"The Daily's Woes Proves Content, not Platform is King"

Charlie Warzel, reporting for AdWeek:

Specifically, The Daily has shown that in an increasingly platform agnostic world, fast, accurate, and easily accessible information takes precedence over flashy, stylistic layout. While few would criticize the rich and often striking design of The Daily's app, including its experimentations with responsive layouts for both portrait and landscape viewing, most of the crticisms of the digital newspaper centered around its rather generic content, geared to appeal to a seemingly undefined and generic audience.

... However, The Daily's ambitious experiment seems to be less about the efficacy of the paywall model and more about the importance of quality in the digital world. No one trendy digital innovation such as a tablet can save lackluster content. Perhaps that's been obvious all along, but at least now there is some proof to back it up.

Precisely.

Warzel's perspective is perhaps the most rational I've come across today. Contrary to Reuter's Felix Salmon, I do not think tablet reading and journalism is "dead." Rather, I think we're very much in the early stages of some intense experimentation.

And, with regard to The Daily, the experiment was carried out in a typically Murdoch-ian manner.
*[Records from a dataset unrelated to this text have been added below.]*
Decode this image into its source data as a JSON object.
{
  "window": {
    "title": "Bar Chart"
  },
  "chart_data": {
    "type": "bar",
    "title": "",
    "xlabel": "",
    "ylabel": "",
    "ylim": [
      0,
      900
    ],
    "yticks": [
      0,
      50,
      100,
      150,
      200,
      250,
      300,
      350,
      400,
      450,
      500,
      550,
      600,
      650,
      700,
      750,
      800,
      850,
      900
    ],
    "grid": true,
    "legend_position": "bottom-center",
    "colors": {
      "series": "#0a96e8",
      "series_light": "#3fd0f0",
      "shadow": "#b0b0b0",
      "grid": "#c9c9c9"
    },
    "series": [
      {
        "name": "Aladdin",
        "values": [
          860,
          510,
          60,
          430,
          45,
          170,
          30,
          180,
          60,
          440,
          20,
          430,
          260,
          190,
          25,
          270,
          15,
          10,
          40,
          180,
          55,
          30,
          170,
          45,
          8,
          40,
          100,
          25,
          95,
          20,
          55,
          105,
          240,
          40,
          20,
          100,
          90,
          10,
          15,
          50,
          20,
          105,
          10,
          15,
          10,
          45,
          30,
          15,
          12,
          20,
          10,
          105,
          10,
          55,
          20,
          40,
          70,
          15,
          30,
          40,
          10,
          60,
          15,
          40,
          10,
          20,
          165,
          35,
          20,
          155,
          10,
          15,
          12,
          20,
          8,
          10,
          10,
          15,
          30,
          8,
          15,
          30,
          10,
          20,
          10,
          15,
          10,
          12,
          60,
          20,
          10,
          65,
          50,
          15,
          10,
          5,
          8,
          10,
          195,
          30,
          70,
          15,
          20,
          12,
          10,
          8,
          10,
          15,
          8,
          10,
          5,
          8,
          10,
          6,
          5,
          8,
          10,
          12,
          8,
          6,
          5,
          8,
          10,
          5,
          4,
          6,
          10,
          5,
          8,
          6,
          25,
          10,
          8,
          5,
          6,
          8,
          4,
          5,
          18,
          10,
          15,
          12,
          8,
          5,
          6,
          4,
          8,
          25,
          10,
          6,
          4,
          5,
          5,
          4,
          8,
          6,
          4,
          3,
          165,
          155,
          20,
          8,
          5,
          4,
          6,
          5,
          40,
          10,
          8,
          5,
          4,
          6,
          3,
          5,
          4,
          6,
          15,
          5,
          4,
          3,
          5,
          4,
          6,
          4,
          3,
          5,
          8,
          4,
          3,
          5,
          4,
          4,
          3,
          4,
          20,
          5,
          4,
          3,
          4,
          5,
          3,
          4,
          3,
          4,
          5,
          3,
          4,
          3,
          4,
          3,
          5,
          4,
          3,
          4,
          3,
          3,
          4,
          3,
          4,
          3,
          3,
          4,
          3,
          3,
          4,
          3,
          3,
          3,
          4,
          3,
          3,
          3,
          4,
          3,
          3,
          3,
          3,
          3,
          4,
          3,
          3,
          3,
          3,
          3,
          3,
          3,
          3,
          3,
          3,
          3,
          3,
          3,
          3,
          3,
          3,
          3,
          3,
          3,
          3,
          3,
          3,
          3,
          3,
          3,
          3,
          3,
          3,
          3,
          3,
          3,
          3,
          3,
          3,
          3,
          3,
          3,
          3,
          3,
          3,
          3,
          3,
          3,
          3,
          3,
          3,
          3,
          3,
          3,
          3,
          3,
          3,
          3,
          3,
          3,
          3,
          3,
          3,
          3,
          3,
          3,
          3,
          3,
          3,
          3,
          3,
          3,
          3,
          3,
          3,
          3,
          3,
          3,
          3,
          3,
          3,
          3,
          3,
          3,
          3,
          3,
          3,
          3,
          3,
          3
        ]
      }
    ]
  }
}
Rather than focusing upon content, The Daily preyed upon the trendy iPad as the medium and stereotypically mid-00s gossipy Huffington-esque nonsense as the content.

As evidenced by the rise of The Magazine and Matter, we're on the cusp of a resurgence in long-form content. Having moved past the fleeting nature of earlier Internet content, we've arrived upon the precipice of truly thoughtful and considerate writing.

Building a publication amidst this environment which relies upon buzz-worthy headlines and controversial captions — all the while requiring lengthy download times — is simply an antiquated and ill-advised way to distribute the written word.

The Daily mustn't be misconstrued as evidence of a failing idea, but as a lesson in an idea executed in a woefully poor fashion.

It's not an indictment of the iPad or publishing, it's simply an indictment of poor decisions in a treacherous and unexplored environment.

James Murdoch Resigns

Following revelations of his complicity in last year's phone hacking scandal, James Murdoch has resigned as executive chairman of News International. Julia Werdigier and Alan Cowell report for The New York Times

A statement from News Corporation depicted the step as part of James Murdoch’s move to the company’s headquarters in New York, announced a year ago. But many media analysts said the move seemed to reflect the more recent travails of News International, whose newspapers include The Sun, The Times of London and The Sunday Times of London.

Although Mr. Murdoch's days with News International may be over, the precedent set during his tenure will likely reshape the nature of journalism. Facilitating and encouraging casual privacy invasions has brought forth a great deal of attention for News International's publications. In an industry governed by readership, scandal pays dearly. Murdoch recognized that fact and promoted its placement at the forefront of reporting.

Despicable or not, I doubt that News International's rivals will forget the level of attention gained.